The difference between gerund and participle
Both a gerund and a present participle come from a verb –ing. . But each has a different function. A gerund acts like a noun while a present participle acts like a verb or adjective.
If it is a gerund, it acts like a noun. It can be a subject, an object, the object of a preposition, or a subject complement.
- Swimming is a great sport. [swimming = subject]
- I hate swimming. [swimming = object ]
- I am afraid of swimming. [swimming = object of a preposition]
- My favourite sport is swimming. [swimming = subject complement]
When swimming is a present participle, it is part of a continuous verb tense.
- Right now, Sheila is swimming. [is swimming = present continuous]
- He was swimming yesterday afternoon. [was swimming = past continuous]
- Tomorrow, my friends and I are going to be swimming. [are going to be swimming = future continuous]
Unlike a gerund, a present participle can act like an adjective that modifies a noun or follows the be verb.
Reading is a relaxing activity ( adj + noun)
Reading is relaxing ( verb to be + adj )

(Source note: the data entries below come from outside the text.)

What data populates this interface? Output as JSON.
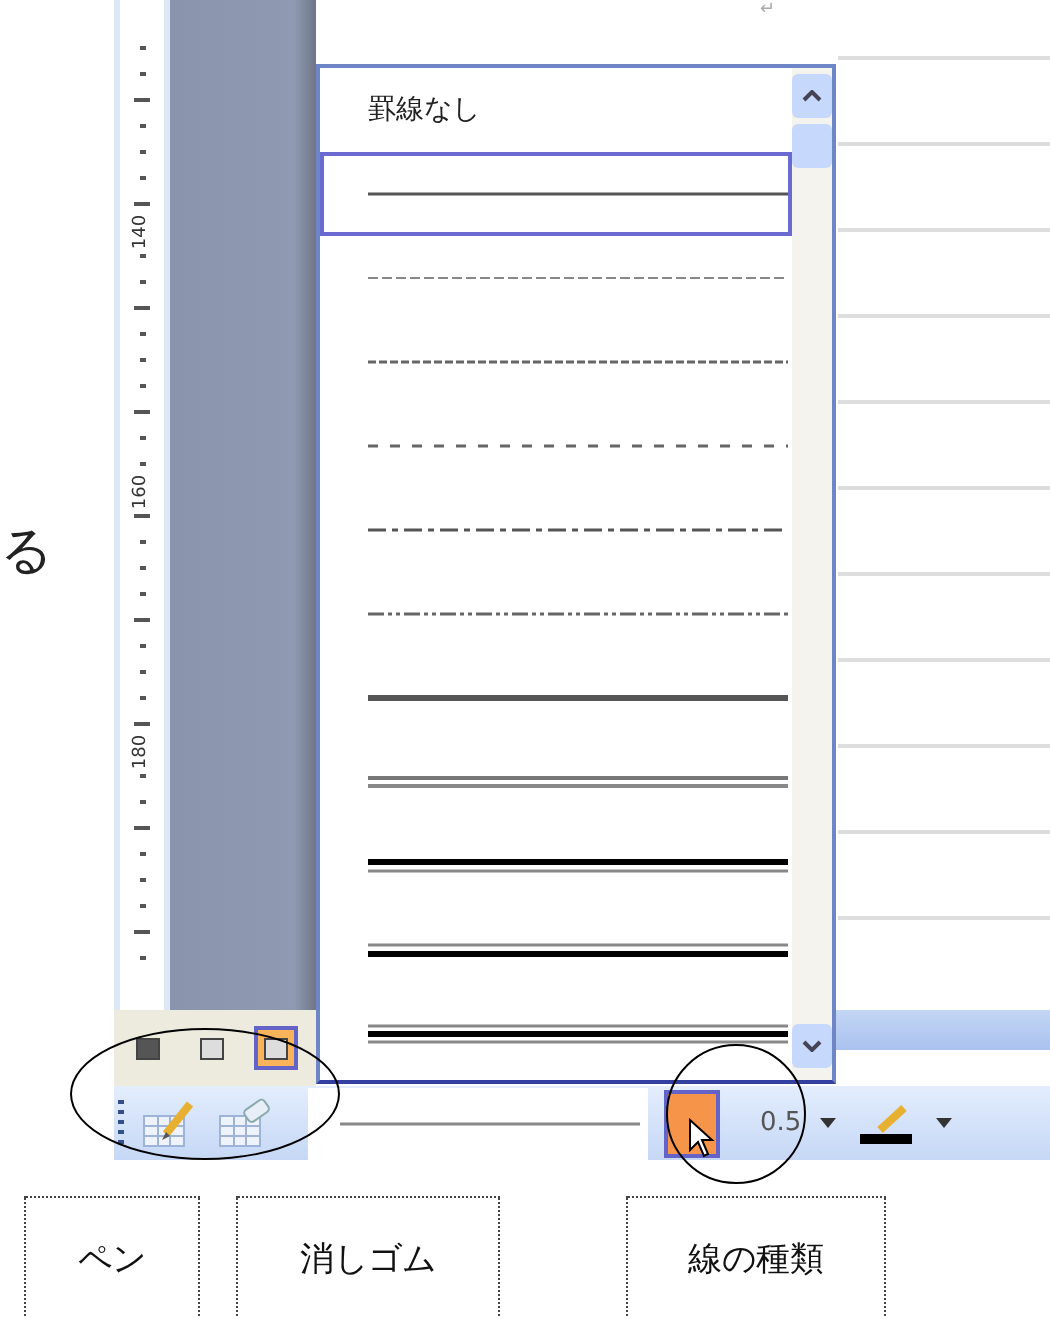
{
  "document": {
    "paragraph_mark": "↵",
    "margin_text": "る",
    "ruler_labels": [
      "140",
      "160",
      "180"
    ]
  },
  "view_buttons": [
    {
      "selected": false
    },
    {
      "selected": false
    },
    {
      "selected": true
    }
  ],
  "line_style_menu": {
    "items": [
      {
        "kind": "text",
        "label": "罫線なし",
        "selected": false
      },
      {
        "kind": "solid",
        "selected": true
      },
      {
        "kind": "dash-fine",
        "selected": false
      },
      {
        "kind": "dash-dense",
        "selected": false
      },
      {
        "kind": "dash",
        "selected": false
      },
      {
        "kind": "dash-dot",
        "selected": false
      },
      {
        "kind": "dash-dot-dot",
        "selected": false
      },
      {
        "kind": "thick",
        "selected": false
      },
      {
        "kind": "double",
        "selected": false
      },
      {
        "kind": "thick-thin",
        "selected": false
      },
      {
        "kind": "thin-thick",
        "selected": false
      },
      {
        "kind": "triple",
        "selected": false
      }
    ]
  },
  "toolbar": {
    "line_weight": "0.5"
  },
  "annotation_labels": [
    "ペン",
    "消しゴム",
    "線の種類"
  ]
}
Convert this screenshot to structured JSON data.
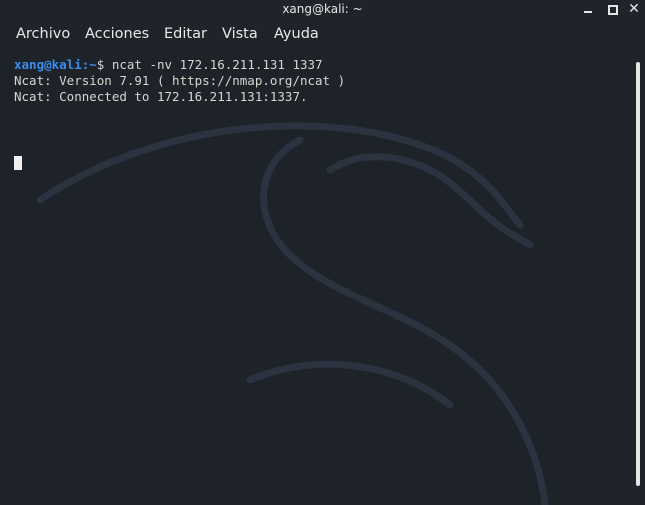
{
  "window": {
    "title": "xang@kali: ~",
    "controls": [
      "minimize-icon",
      "maximize-icon",
      "close-icon"
    ]
  },
  "menu": {
    "items": [
      "Archivo",
      "Acciones",
      "Editar",
      "Vista",
      "Ayuda"
    ]
  },
  "terminal": {
    "prompt_user_host": "xang@kali",
    "prompt_path": ":~",
    "prompt_symbol": "$ ",
    "command": "ncat -nv 172.16.211.131 1337",
    "output": [
      "Ncat: Version 7.91 ( https://nmap.org/ncat )",
      "Ncat: Connected to 172.16.211.131:1337."
    ]
  },
  "colors": {
    "background": "#1f232a",
    "prompt": "#3b8eea",
    "text": "#d3d7cf"
  }
}
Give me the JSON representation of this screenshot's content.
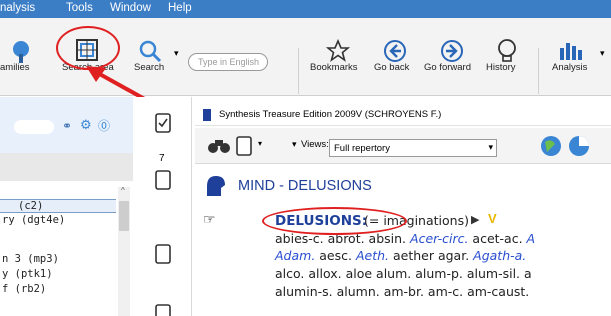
{
  "menu": {
    "analysis": "nalysis",
    "tools": "Tools",
    "window": "Window",
    "help": "Help"
  },
  "toolbar": {
    "families_label": "amilies",
    "search_area_label": "Search area",
    "search_label": "Search",
    "type_placeholder": "Type in English",
    "bookmarks_label": "Bookmarks",
    "go_back_label": "Go back",
    "go_forward_label": "Go forward",
    "history_label": "History",
    "analysis_label": "Analysis"
  },
  "left_panel": {
    "items": [
      "(c2)",
      "ry (dgt4e)",
      "n 3 (mp3)",
      "y (ptk1)",
      "f (rb2)"
    ]
  },
  "middle_strip": {
    "count": "7"
  },
  "document": {
    "window_title": "Synthesis Treasure Edition 2009V (SCHROYENS F.)",
    "views_label": "Views:",
    "views_value": "Full repertory",
    "rubric_title": "MIND - DELUSIONS",
    "rubric_head": "DELUSIONS:",
    "rubric_synonym": "(= imaginations)",
    "line1": [
      "abies-c. abrot. absin. ",
      "Acer-circ.",
      " acet-ac. ",
      "A"
    ],
    "line2": [
      "Adam.",
      " aesc. ",
      "Aeth.",
      " aether agar. ",
      "Agath-a.",
      " "
    ],
    "line3": "alco. allox. aloe alum. alum-p. alum-sil. a",
    "line4": "alumin-s. alumn. am-br. am-c. am-caust."
  },
  "colors": {
    "menubar": "#3c7ec6",
    "annotation": "#e02020",
    "rubric": "#1e3f9a",
    "italic_remedy": "#2a4fd0"
  }
}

In this case, the word relaxing is a present participle used as an adjective to modify a noun or to follow the verb to be.